SOURCE RECORDS Block Start
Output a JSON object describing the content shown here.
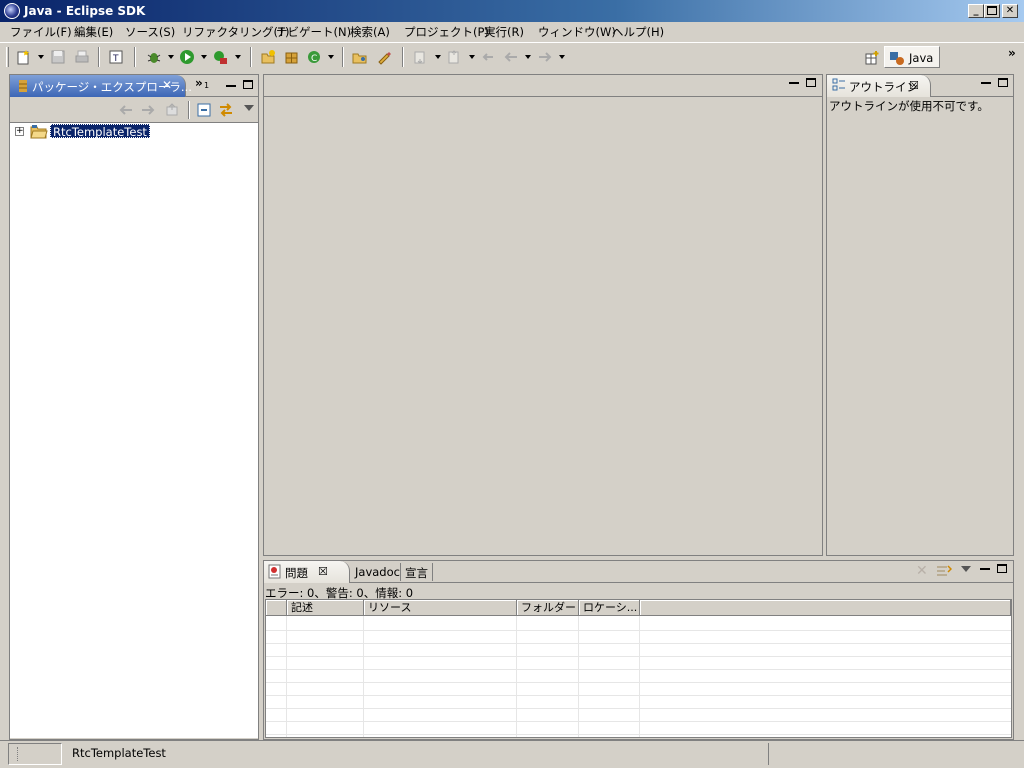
{
  "window": {
    "title": "Java - Eclipse SDK"
  },
  "menu": {
    "items": [
      {
        "label": "ファイル(F)"
      },
      {
        "label": "編集(E)"
      },
      {
        "label": "ソース(S)"
      },
      {
        "label": "リファクタリング(T)"
      },
      {
        "label": "ナビゲート(N)"
      },
      {
        "label": "検索(A)"
      },
      {
        "label": "プロジェクト(P)"
      },
      {
        "label": "実行(R)"
      },
      {
        "label": "ウィンドウ(W)"
      },
      {
        "label": "ヘルプ(H)"
      }
    ]
  },
  "perspective": {
    "active": "Java",
    "more": "»"
  },
  "package_explorer": {
    "tab_label": "パッケージ・エクスプローラ...",
    "overflow": "»",
    "overflow_count": "1",
    "tree": [
      {
        "label": "RtcTemplateTest",
        "expanded": false,
        "selected": true
      }
    ],
    "expander": "+"
  },
  "outline": {
    "tab_label": "アウトライン",
    "message": "アウトラインが使用不可です。"
  },
  "problems": {
    "tabs": [
      {
        "label": "問題"
      },
      {
        "label": "Javadoc"
      },
      {
        "label": "宣言"
      }
    ],
    "summary": "エラー: 0、警告: 0、情報: 0",
    "columns": [
      {
        "label": ""
      },
      {
        "label": "記述"
      },
      {
        "label": "リソース"
      },
      {
        "label": "フォルダー"
      },
      {
        "label": "ロケーシ..."
      }
    ],
    "rows": []
  },
  "statusbar": {
    "text": "RtcTemplateTest"
  },
  "colors": {
    "titlebar_start": "#0a246a",
    "titlebar_end": "#a6caf0",
    "active_tab_blue": "#3c66b6",
    "chrome": "#d4d0c8",
    "selection": "#0a246a"
  }
}
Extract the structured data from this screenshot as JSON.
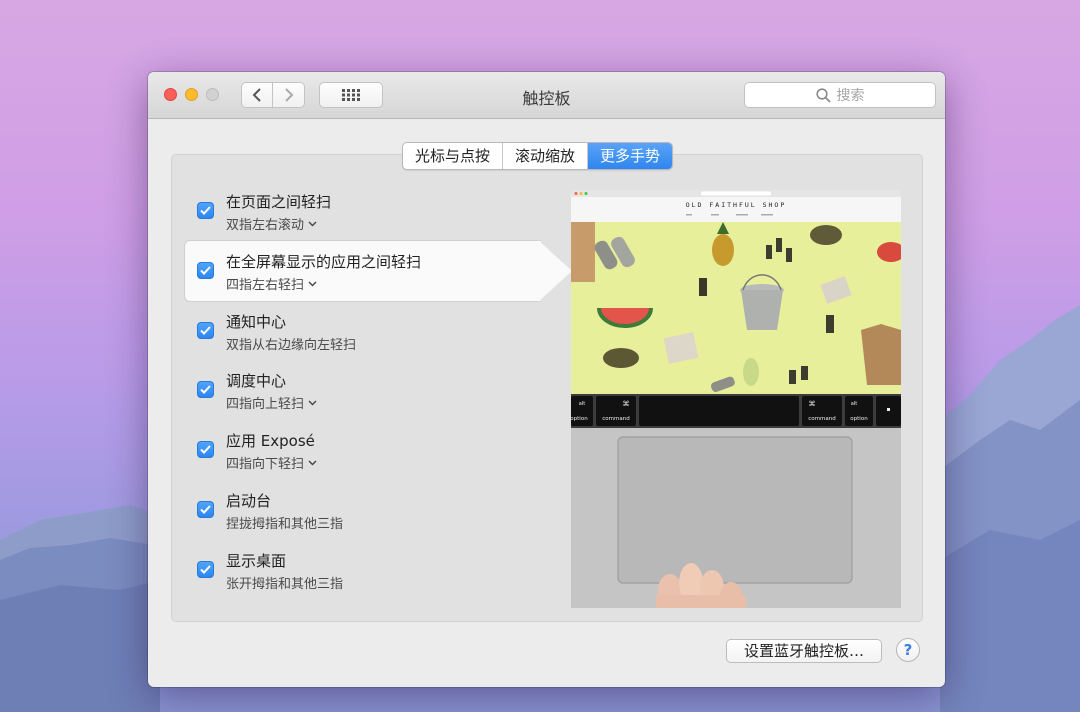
{
  "window": {
    "title": "触控板"
  },
  "search": {
    "placeholder": "搜索"
  },
  "tabs": [
    {
      "label": "光标与点按",
      "active": false
    },
    {
      "label": "滚动缩放",
      "active": false
    },
    {
      "label": "更多手势",
      "active": true
    }
  ],
  "gestures": [
    {
      "title": "在页面之间轻扫",
      "subtitle": "双指左右滚动",
      "checked": true,
      "has_dropdown": true,
      "selected": false
    },
    {
      "title": "在全屏幕显示的应用之间轻扫",
      "subtitle": "四指左右轻扫",
      "checked": true,
      "has_dropdown": true,
      "selected": true
    },
    {
      "title": "通知中心",
      "subtitle": "双指从右边缘向左轻扫",
      "checked": true,
      "has_dropdown": false,
      "selected": false
    },
    {
      "title": "调度中心",
      "subtitle": "四指向上轻扫",
      "checked": true,
      "has_dropdown": true,
      "selected": false
    },
    {
      "title": "应用 Exposé",
      "subtitle": "四指向下轻扫",
      "checked": true,
      "has_dropdown": true,
      "selected": false
    },
    {
      "title": "启动台",
      "subtitle": "捏拢拇指和其他三指",
      "checked": true,
      "has_dropdown": false,
      "selected": false
    },
    {
      "title": "显示桌面",
      "subtitle": "张开拇指和其他三指",
      "checked": true,
      "has_dropdown": false,
      "selected": false
    }
  ],
  "preview": {
    "shop_name": "OLD FAITHFUL SHOP",
    "keys": [
      {
        "symbol": "alt",
        "label": "option"
      },
      {
        "symbol": "⌘",
        "label": "command"
      },
      {
        "symbol": "⌘",
        "label": "command"
      },
      {
        "symbol": "alt",
        "label": "option"
      }
    ]
  },
  "buttons": {
    "bluetooth_setup": "设置蓝牙触控板…",
    "help": "?"
  },
  "colors": {
    "accent": "#2f86ef",
    "close": "#fc5f57",
    "minimize": "#fdbc2e",
    "zoom": "#d2d2d2"
  }
}
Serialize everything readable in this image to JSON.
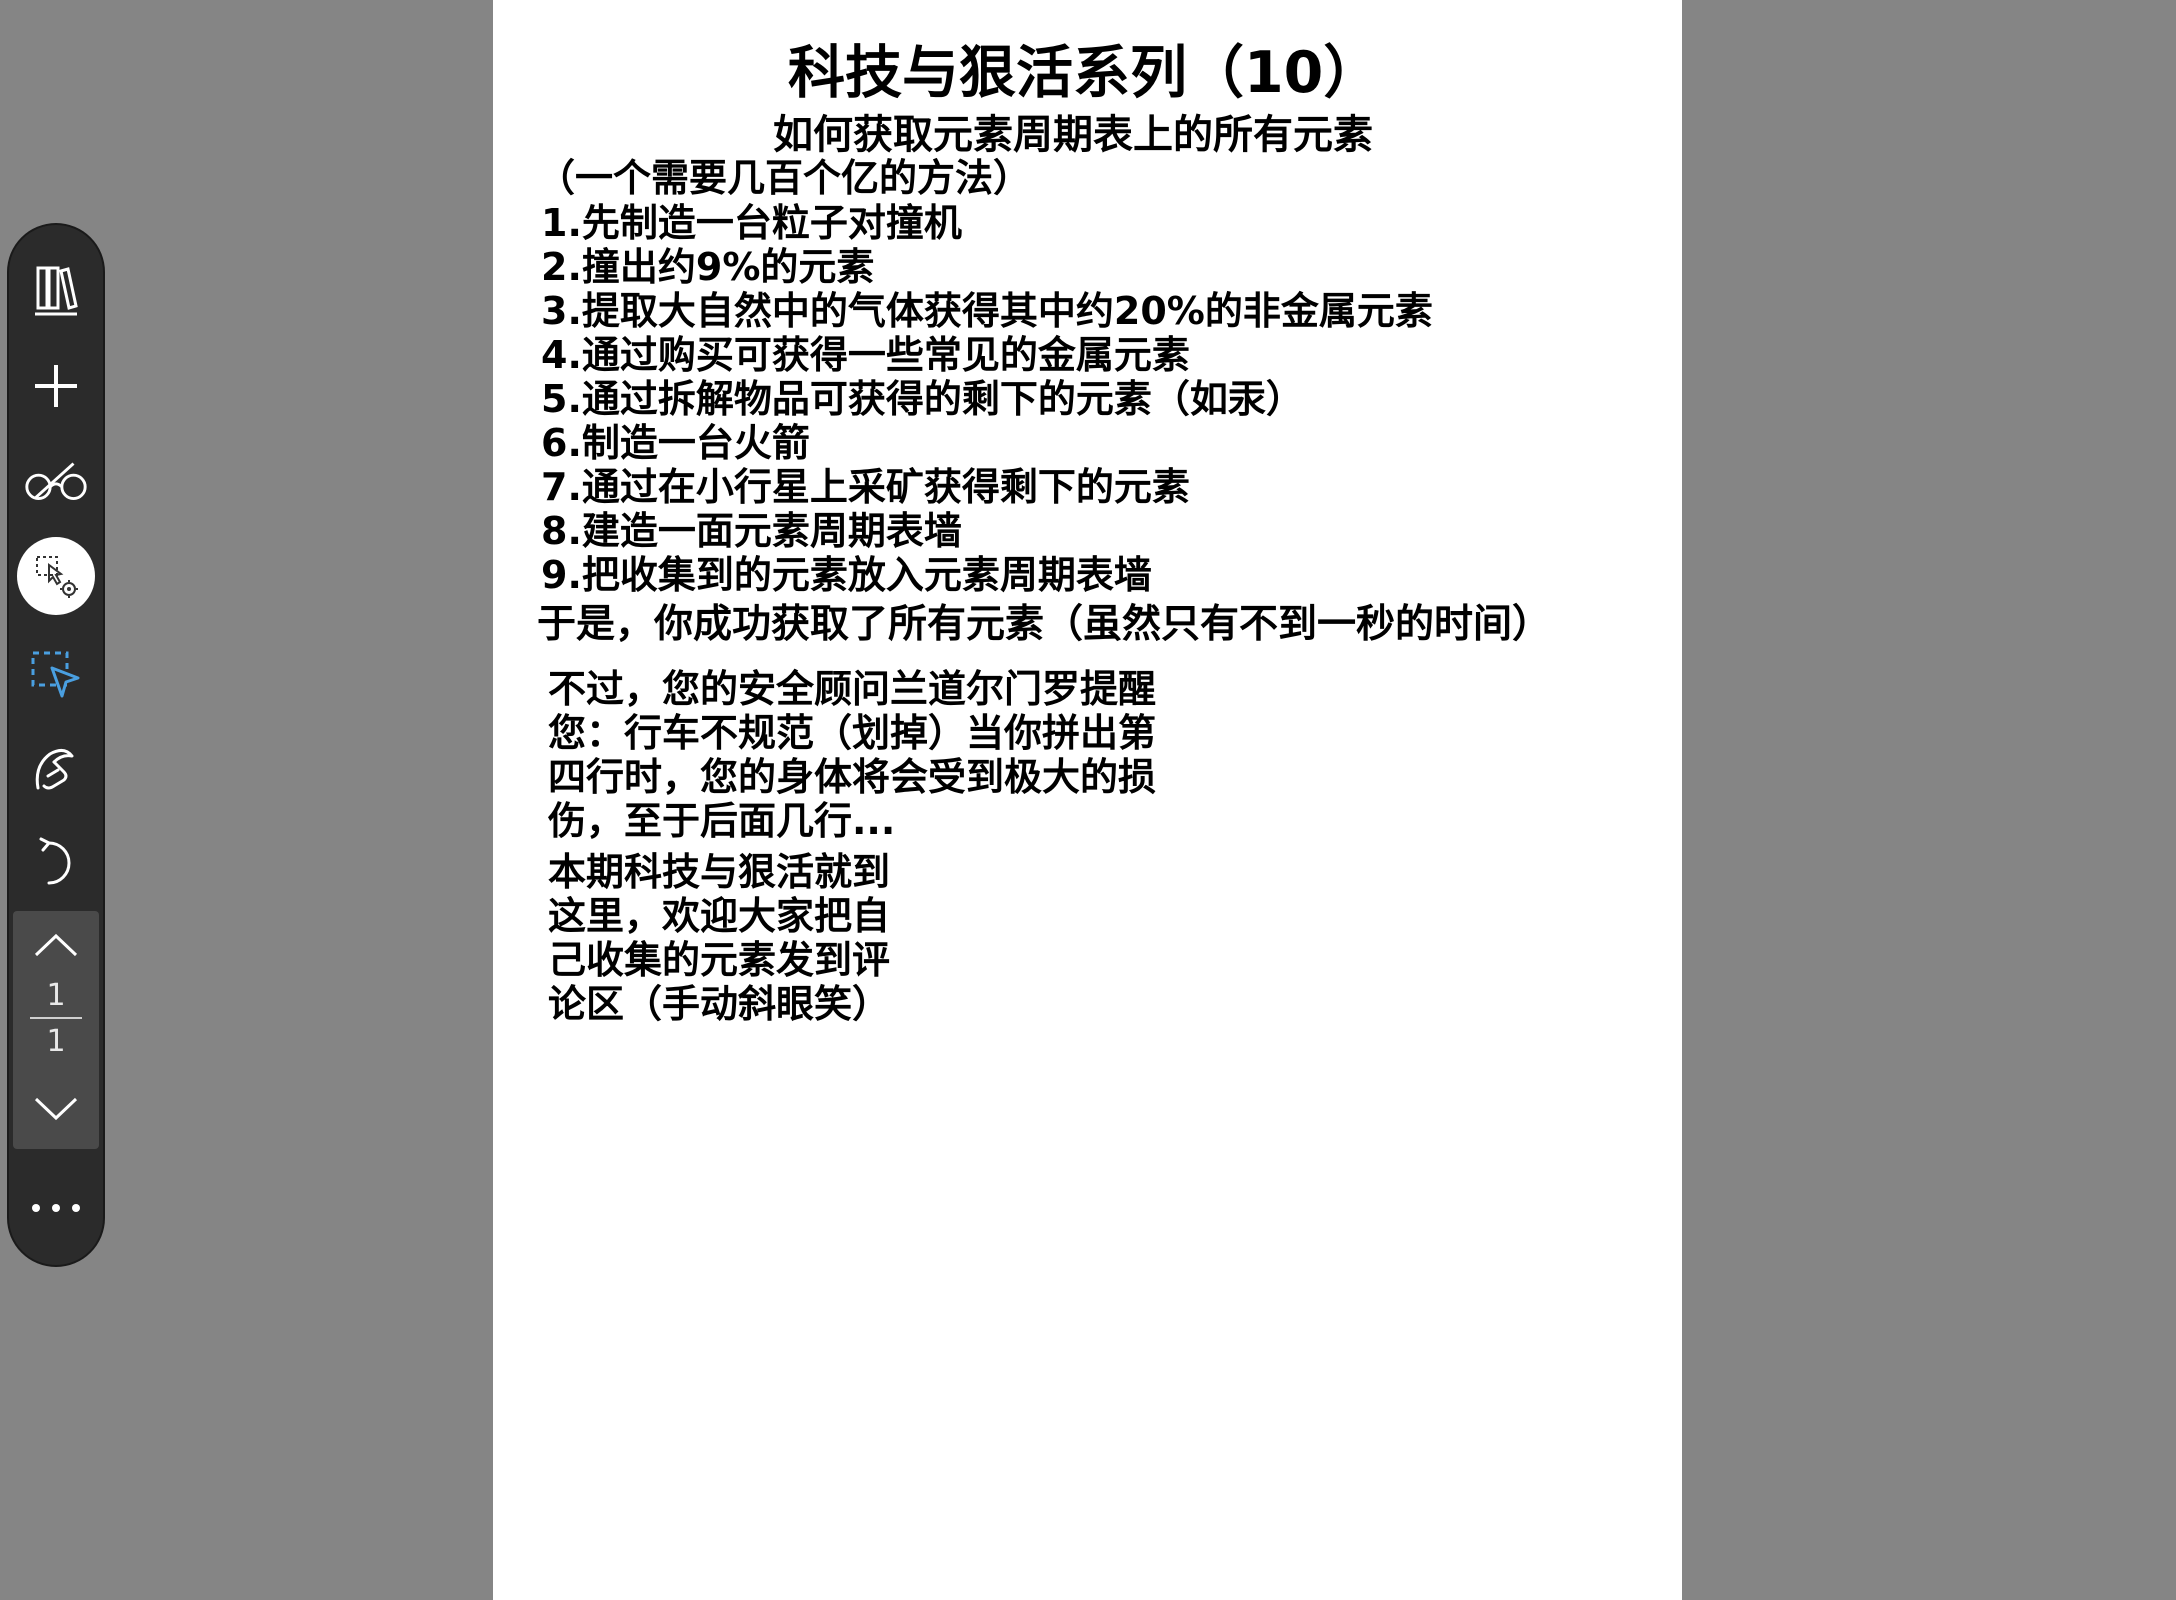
{
  "document": {
    "title": "科技与狠活系列（10）",
    "subtitle": "如何获取元素周期表上的所有元素",
    "note": "（一个需要几百个亿的方法）",
    "steps": [
      "1.先制造一台粒子对撞机",
      "2.撞出约9%的元素",
      "3.提取大自然中的气体获得其中约20%的非金属元素",
      "4.通过购买可获得一些常见的金属元素",
      "5.通过拆解物品可获得的剩下的元素（如汞）",
      "6.制造一台火箭",
      "7.通过在小行星上采矿获得剩下的元素",
      "8.建造一面元素周期表墙",
      "9.把收集到的元素放入元素周期表墙"
    ],
    "conclusion": "于是，你成功获取了所有元素（虽然只有不到一秒的时间）",
    "warning_lines": [
      "不过，您的安全顾问兰道尔门罗提醒",
      "您：行车不规范（划掉）当你拼出第",
      "四行时，您的身体将会受到极大的损",
      "伤，至于后面几行..."
    ],
    "outro_lines": [
      "本期科技与狠活就到",
      "这里，欢迎大家把自",
      "己收集的元素发到评",
      "论区（手动斜眼笑）"
    ]
  },
  "toolbar": {
    "tools": [
      {
        "name": "library",
        "icon": "books-icon"
      },
      {
        "name": "add",
        "icon": "plus-icon"
      },
      {
        "name": "reading-mode",
        "icon": "glasses-icon"
      },
      {
        "name": "select-settings",
        "icon": "selection-gear-icon"
      },
      {
        "name": "lasso-select",
        "icon": "dashed-select-pointer-icon"
      },
      {
        "name": "touch-draw",
        "icon": "finger-draw-icon"
      },
      {
        "name": "undo",
        "icon": "undo-icon"
      },
      {
        "name": "more",
        "icon": "more-dots-icon"
      }
    ],
    "page_nav": {
      "current": "1",
      "total": "1"
    }
  },
  "colors": {
    "background": "#858585",
    "page": "#ffffff",
    "toolbar": "#2b2b2b",
    "accent": "#4a9fe0"
  }
}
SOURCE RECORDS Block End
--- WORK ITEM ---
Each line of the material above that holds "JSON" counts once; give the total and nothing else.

--- THE COMPLETED TASK ---
3